CWI develops unique method for reconstruction of mutated viruses

Jasmijn Baaijens, PhD student in CWI’s Life Sciences and Health group, has developed a new computational tool that can reconstruct mutated versions of a virus.

Publication date
9 Sep 2019

A puzzle with million pieces

Viruses such as HIV, Zika and Ebola change their genomes (a complete set of DNA, including all of its genes) very quickly during an infection. As a result, an organism infected by a virus will host a variety of mutated versions (“strains” or “haplotypes”) of this virus, together called “viral quasispecies”. This allows the virus to adapt to its environment, making it hard to cure the viral infection. Determining which strains are present is the start of determining a therapy protocol.

De novo”

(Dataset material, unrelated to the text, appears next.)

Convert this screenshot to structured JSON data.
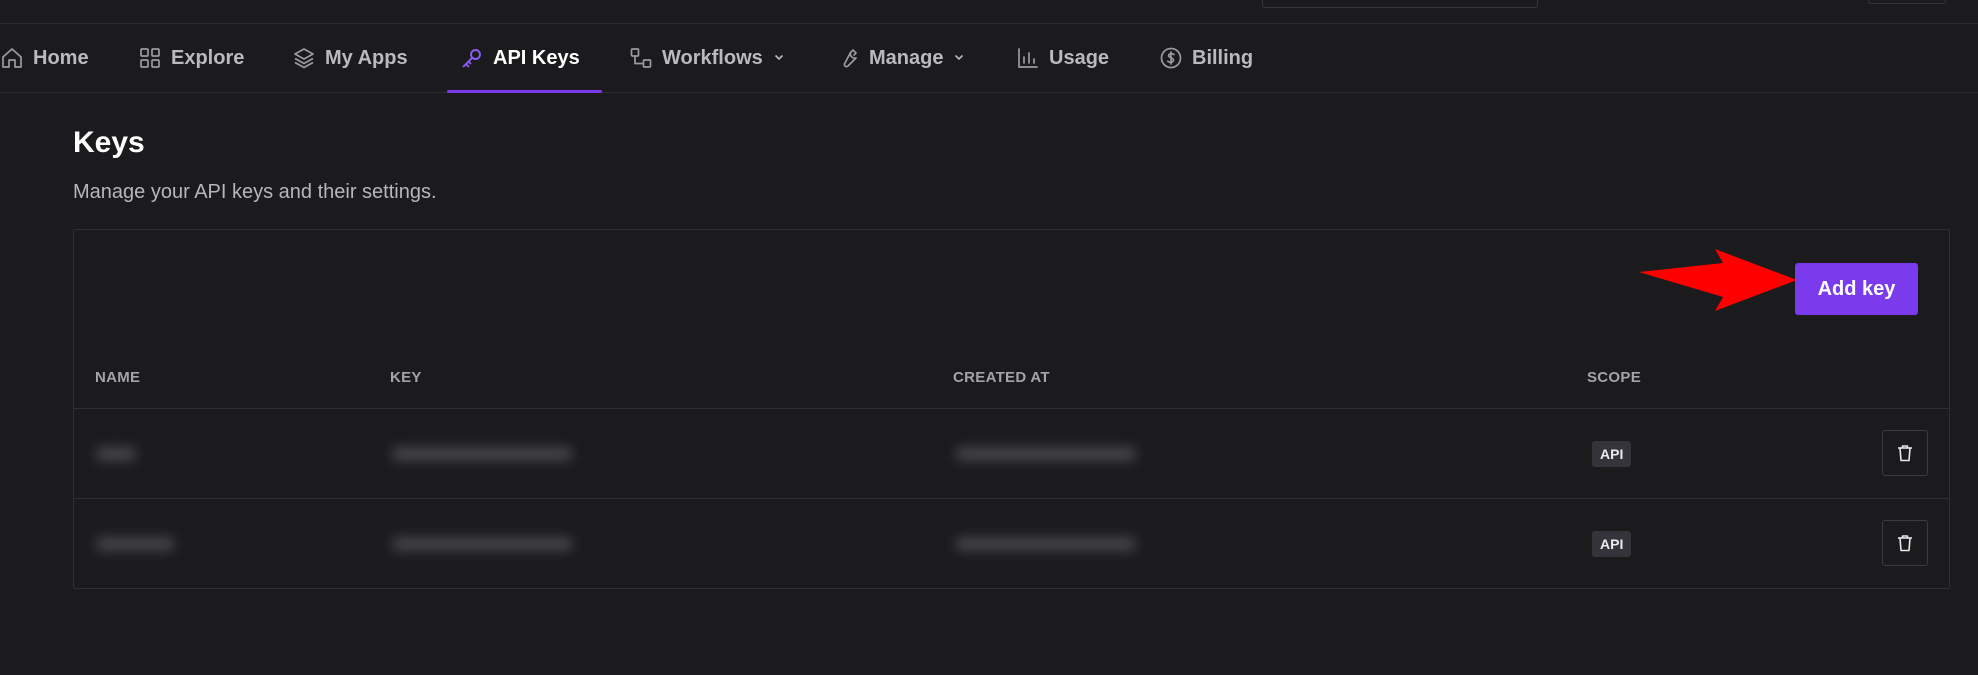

In her thesis, Baaijens presents several approaches for haplotype reconstruction that operate in a “de novo” fashion. This means that the newly developed methods do not require any prior information on the genome content. The fact that a representative genome (“reference”) of the virus is not a prerequisite for the reconstruction makes such tools especially innovative. Biases created by using a reference genome are a major hindrance for many viral quasispecies assembly approaches. The new tools together form the first de novo approach to full-length viral quasispecies reconstruction and achieve results with an accuracy beyond any existing method. Accurate reconstruction of each of the individual viral haplotypes causing the infection could lead to improved treatment plans and the development of novel medicine.

Next generation sequencing and overlap graphs

Baaijens and her colleagues were able to revive so called overlap graph-based techniques, which had been deemed impossible in modern, “next-generation sequencing” based settings because of the huge amounts of data involved in the analysis. By following the overlap graph paradigm they developed methods for assembling viral quasispecies as well as other polyploid genomes. The idea to use overlap graphs was crucial, because only this allows, finally, to distinguish technical errors from haplotype-specific sequence mutations. The methods presented outperform all relevant state-of-the-art approaches, often quite drastically, with respect to the quality of the reconstructed genome